    Show me a foundation that figured out the best way to fight malaria and eliminated it from some part of a country. Then I’ll get excited. It’s that kind of thing that could win a foundation fame forever, even if it goes out of business in the process. On the flip side, a foundation failing to dent malaria for some unforeseen reason is interesting too (maybe even more interesting).

    I do agree with you completely that press coverage is a potential key to the behavior we want. But rather than covering the things you point to, which even I find “sorta interesting,” not “exciting,” the press coverage I want to see would make a scandal out of the fact that foundations are so opaque. (Along the lines of your last paragraph.)

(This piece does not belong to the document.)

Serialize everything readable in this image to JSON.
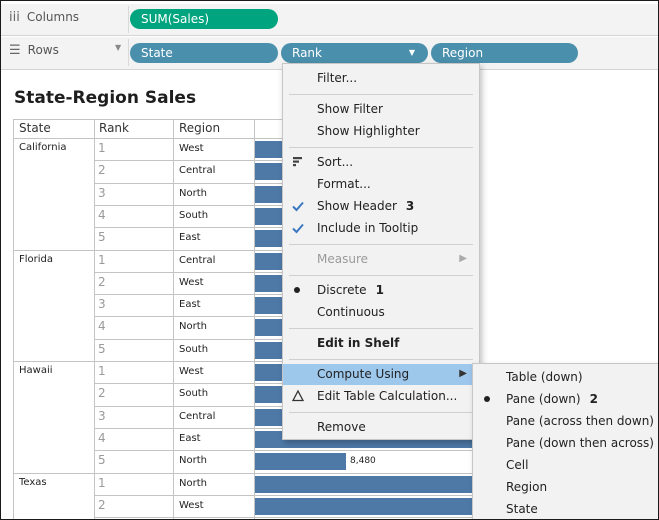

  2. And so my question to both Sean and Holden, is then “So What?” More press coverage and the outcome of that is …? To me it’s like some famous world-ranked tennis players, some of which if they spent less time in front of the camera for sponsor promos, may have had a better year on the court.

    The point is to be great not big. Sorry, I don’t think more press coverage is the answer to what you think they should try to be accomplishing.

  3. Holden says:

    Maggie, I don’t follow you. Sean and I are arguing for different kinds of press coverage, which may be behind the confusion.

    Foundations are more opaque than they should be. They’re rewarded for this with the absence of controversy and accountability. I’d like to see the press make a scandal out of their opacity and embarrass them into telling us what they heck they do. The outcome of that, hopefully, is that we find out, and then we can have a real conversation about how good it is.

  4. Maggie says:

    Yes, I followed what you meant. My thought was that I don’t think that tactic is the best way. I find the approach a bit bully-ish.

  5. I will retract the word bully-ish from my previous comment as it is a strong word. In response to Holden’s comment “… to embarrass them into telling us what they do…” What I am sayig is, I just don’t think using the media “to stick it to em'” is the way to get the information.

  6. Holden says:

    OK, what’s a better approach? Or do you disagree that there’s a problem?

    There are people in need (clients) and people not in need (foundation staff). When discussing how to improve outcomes for the former, I hate hearing concerns about “bullying” the later.

  7. Holden says:

    I do not accept your retraction of the word “bully.” What’s wrong with a strong word when you have a strong feeling? I accept the “bully” label with pride, if you mean that I’m bullying foundation people in order to help the poor and disadvantaged. It’s true, I’d go further than public embarrassment, I’d give em noogies and chocolate swirlies if I thought it would help.